Title: Frieda: A Novel of the Real Lady Chatterley
Author: Annabel Abbs
Genre: Historical Fiction
Published: 11th September 2011
Synopsis: The moving story of Frieda von Richthofen, wife of D.H. Lawrence – and the real-life inspiration for Lady Chatterley’s Lover, a novel banned for more than 30 years
Germany, 1907. Frieda, daughter of aristocrat Baron von Richthofen, has rashly married English professor Ernest Weekley. Visiting her family in Munich, a city alive with new ideas of revolution and free love, and goaded by a toxic sibling rivalry with her sisters, Frieda embarks on a passionate affair that is her sensual and intellectual awakening.
England, 1912. Trapped in her marriage to Ernest, Frieda meets the penniless but ambitious young writer D.H. Lawrence, a man whose creative energy answers her own needs. Their scandalous affair and tempestuous relationship unleashes a creative outpouring that will change the course of literature – and society – forever. But for Frieda, this fulfilment comes at a terrible personal cost.
A stunning novel of emotional intensity, Frieda tells the story of an extraordinary woman – and a notorious love affair that became synonymous with ideas of sexual freedom.
‘Annabel Abbs’s poignant Frieda: A Novel of the Real Lady Chatterley captures the Lawrence s’ shifting emotions’ The Australian
‘I loved this novel so very much.

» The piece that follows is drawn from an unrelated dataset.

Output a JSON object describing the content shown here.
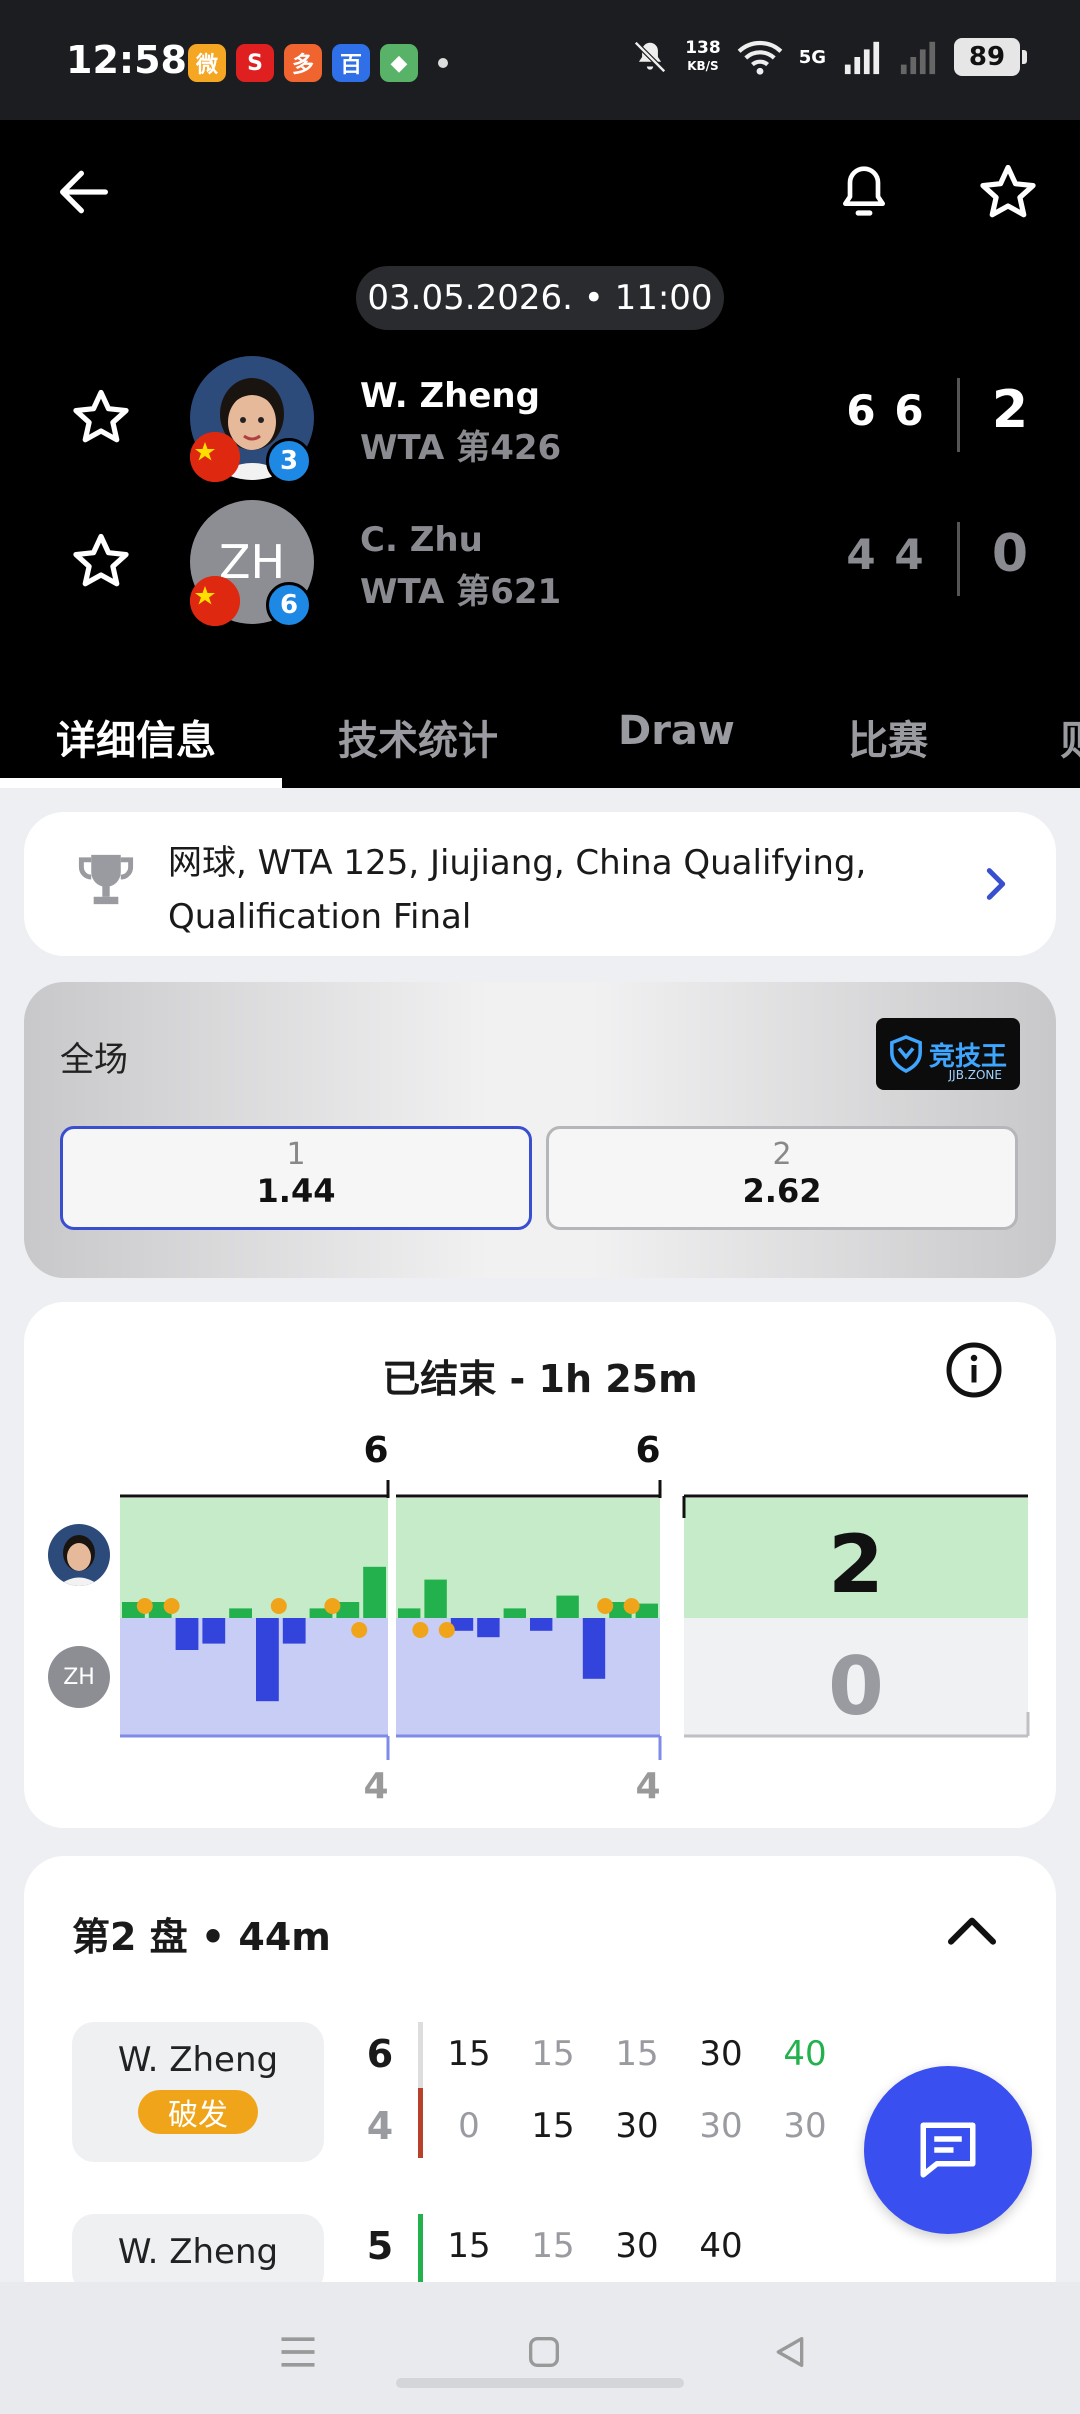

Abbs’s writing is glorious’ MELISSA ASHLEY, The Birdman’s Wife
Frieda Weekley, nee von Richthofen, is married to Ernest Weekley, and is living with him and their three children in 1907, in Nottingham. Born into German aristocracy, Frieda has in their eyes, and she has married well, and has three young children: Monty, Elsa and Barby. Yet Frieda yearns for more, and when she is exposed to ideas of free love and great intellect, she begins a series of affairs, starting with a doctor, Otto Gross, and culminating in an affair that saw her forever separated from her family wit author, D.H. Lawrence an affair that inspired the novel Lady Chatterley’s Lover, banned for more than thirty years after it was published.
Set in pre-World War One London and Germany, between 1907 and 1913, Frieda explores a very different world, where familial and societal expectations based on gender, class and for some people as war grew closer, nationality. Caught between wanting to please herself, please her family and stay with her children, Frieda finds decisions will be made for her, at times without her knowledge, and she is driven to desperate lengths to see her children, enlisting friends to try and maintain a connection to them after she is cut off from them by the Weekley family.
As a work of historical fiction, Frieda uses a woman’s voice – one who fought against oppression in favour of desire – is intriguing and gives a new voice to the world, and one I had not heard of, and a story I had not heard of, despite hearing about the novel that was based on Frieda and Lawrence’s scandalous relationship. It explores the perspectives of Frieda, her husband, Ernest, and their three children – Barby, Monty and Elsa, but particularly the eldest – Monty and the youngest – Barby, as Frieda weaves in and out of their lives and between Nottingham and Metz in Germany, where her family tries to convince her to remain with Ernest and leave Lawrence. These are some of the scenes where she feels the restraint of what her aristocratic family and society expects of her, and the hinted at war to come, where there already feel like there are tensions between some people in England and Germany, even though the war is several years away from beginning.
Filled with a strong female voice, caught between love for a man she truly desires, love for her children and respect for her family, Friedaexplores the changing attitudes towards relationships, and how these changes started to occur during the early decades of the twentieth century, and the consequences that a woman like Frieda faced for having an affair and turning her back on her husband, rather than staying in a socially acceptable position to keep the peace, and maintain the order that society so desperately sought to cling to. But by following her heart, though the initial decision appeared to have been made without Frieda’s knowledge, with Lawrence taking it upon himself to inform Ernest, there was still an element of Frieda not having the freedom to make her own choices, when ironically, this is what she was aiming to do, even though it left her with some regrets about not being able to see her children until they turned twenty-one.
Frieda’s story has a happier ending than Abbs’ previous book – The Joyce Girl – in what would become known as inter-war Europe, where Frieda is reunited with her children, and is able to live her life with D.H. Lawrence and provided him with inspiration for his oft- banned book, Lady Chatterley’s Lover. This was an intriguing story that dealt with various aspects of society, the individual, the arts, love and family, and concluded with a hopeful ending where everything felt as though it had concluded nicely, and showed that Frieda had found the freedom she longed for, even if it had come with a price.